Compost Industry Pioneers, Longtime Researchers Among Awardees Being Recognized at USCC’s COMPOST2016
Bethesda, MD (Jan. 2, 2016) –Two New England state pioneering compost regulation pioneers compost regulators and a researcher with a lifetime spent studying the science of biosolids composting are among those who will be honored by their peers by the US Composting Council at the upcoming January 27 awards celebration.
Awardees are nominated by peers and honored each year at the US Composting Council’s Annual Conference and Tradeshow. This year’s program will be held at the Hyatt Regency Riverfront during the Closing Plenary on January 27, 2016 at 4:30 p.m.
Composter of the Year will be awarded to the Rockland County (NY) Solid Waste Management Authority, which has co-composted 400,000 tons of biosolids and 200,000 tons of yard trim since 1999, consistently producing Class A, Seal of Testing Assurance certified compost.

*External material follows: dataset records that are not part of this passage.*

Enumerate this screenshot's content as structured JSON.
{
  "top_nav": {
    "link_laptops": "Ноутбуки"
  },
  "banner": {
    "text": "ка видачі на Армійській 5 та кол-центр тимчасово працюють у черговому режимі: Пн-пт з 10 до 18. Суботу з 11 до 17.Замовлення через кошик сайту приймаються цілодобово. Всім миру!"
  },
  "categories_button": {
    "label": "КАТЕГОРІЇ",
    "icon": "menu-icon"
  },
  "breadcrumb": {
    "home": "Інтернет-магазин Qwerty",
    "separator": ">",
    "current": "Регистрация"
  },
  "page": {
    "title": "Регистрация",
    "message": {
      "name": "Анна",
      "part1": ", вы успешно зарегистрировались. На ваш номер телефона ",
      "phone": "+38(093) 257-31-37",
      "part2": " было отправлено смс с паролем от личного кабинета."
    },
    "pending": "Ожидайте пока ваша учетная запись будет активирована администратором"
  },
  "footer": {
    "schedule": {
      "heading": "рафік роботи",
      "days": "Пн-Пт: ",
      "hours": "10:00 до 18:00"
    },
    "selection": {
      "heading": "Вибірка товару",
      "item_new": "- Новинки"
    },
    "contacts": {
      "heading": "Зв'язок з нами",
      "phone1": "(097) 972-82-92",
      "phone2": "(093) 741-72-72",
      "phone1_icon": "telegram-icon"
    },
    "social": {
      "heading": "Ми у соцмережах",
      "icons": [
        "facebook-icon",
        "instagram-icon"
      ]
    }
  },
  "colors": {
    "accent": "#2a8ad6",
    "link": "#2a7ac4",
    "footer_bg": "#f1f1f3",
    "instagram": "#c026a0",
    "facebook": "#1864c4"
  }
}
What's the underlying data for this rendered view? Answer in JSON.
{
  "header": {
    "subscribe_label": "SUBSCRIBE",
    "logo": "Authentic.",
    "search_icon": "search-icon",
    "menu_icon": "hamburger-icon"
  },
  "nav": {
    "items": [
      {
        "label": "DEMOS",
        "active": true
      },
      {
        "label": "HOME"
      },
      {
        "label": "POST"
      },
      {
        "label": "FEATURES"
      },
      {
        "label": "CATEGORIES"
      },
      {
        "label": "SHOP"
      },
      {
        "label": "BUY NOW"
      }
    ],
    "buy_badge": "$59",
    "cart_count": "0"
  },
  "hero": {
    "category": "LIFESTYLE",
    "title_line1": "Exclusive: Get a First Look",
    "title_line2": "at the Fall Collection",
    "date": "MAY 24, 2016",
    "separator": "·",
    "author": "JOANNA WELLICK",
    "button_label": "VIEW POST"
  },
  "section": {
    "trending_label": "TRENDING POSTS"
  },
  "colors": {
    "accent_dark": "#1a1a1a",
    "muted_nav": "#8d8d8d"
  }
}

The Jerome Goldstein Lifetime Award, one of the USCC’s highest recognitions, is given to an individual who has achieved excellence in their field of study and who has made significant contributions to the field of environmental stewardship and natural resource sustainability in his or her lifetime. This year’s winner, Rufus Chaney, is a USDA research agronomist, has spent 33 years in crop and soil science, published numerous paper and abstracts and advised federal agencies and states on regulations on biosolids and contaminated soils.
The Rufus Chaney Award will go to K.C. Das, of the University of Georgia Department of Biological and Agricultural Engineering, who over his 20-year career has worked extensively providing design, process control methods, odor control and composting technology transfer to municipalities and private companies all over the USA.
K.C. Alexander and Sumner Martinson of the CT/DEEP/MA-DEP programs will jointly receive the Hi Kellogg Award, for outstanding service to the composting industry. KC and Sumner were leaders of the compost industry and organics recycling in the pioneering states of Connecticut and Massachusetts. Their initiatives led to the adoption and expansion of organics recycling programs in other states, with an eventual impact on the entire industry.
The H. Clark Gregory Award, which recognizes grassroots education and awareness of composting, will be given to Christine Datz-Romero, director of the Lower East Side Ecology Center. For more than 20 years, she has played a key leadership role in New York City’s thriving community-based composting movement. In 1994 she began New York City’s first farmer’s market-based food scrap drop-off site at the Union Square Greenmarket, where residents can now bring food scraps four days a week for composting at the East River Park Compost Site.
Texas State University’s Bobcat Blend Composting Program, San Marcos, TX, , will be honored with the Composting Program of the Year award recognizing composters of less than 10,000 tons of feedstock. The student-run, grant-funded program collected and composted organics from cafeterias and programs across the campus as well as organic material from groundskeeping and other maintenance. The program also educates the campus and surrounding community and offers food scrap drop-offs.
For more information or to attend, go to www.compostingcouncil.org/awards or contact Samantha Stallybrass, education coordinator; for information about the Conference and Tradeshow, go to www.compostingcouncil.org/COMPOST2016.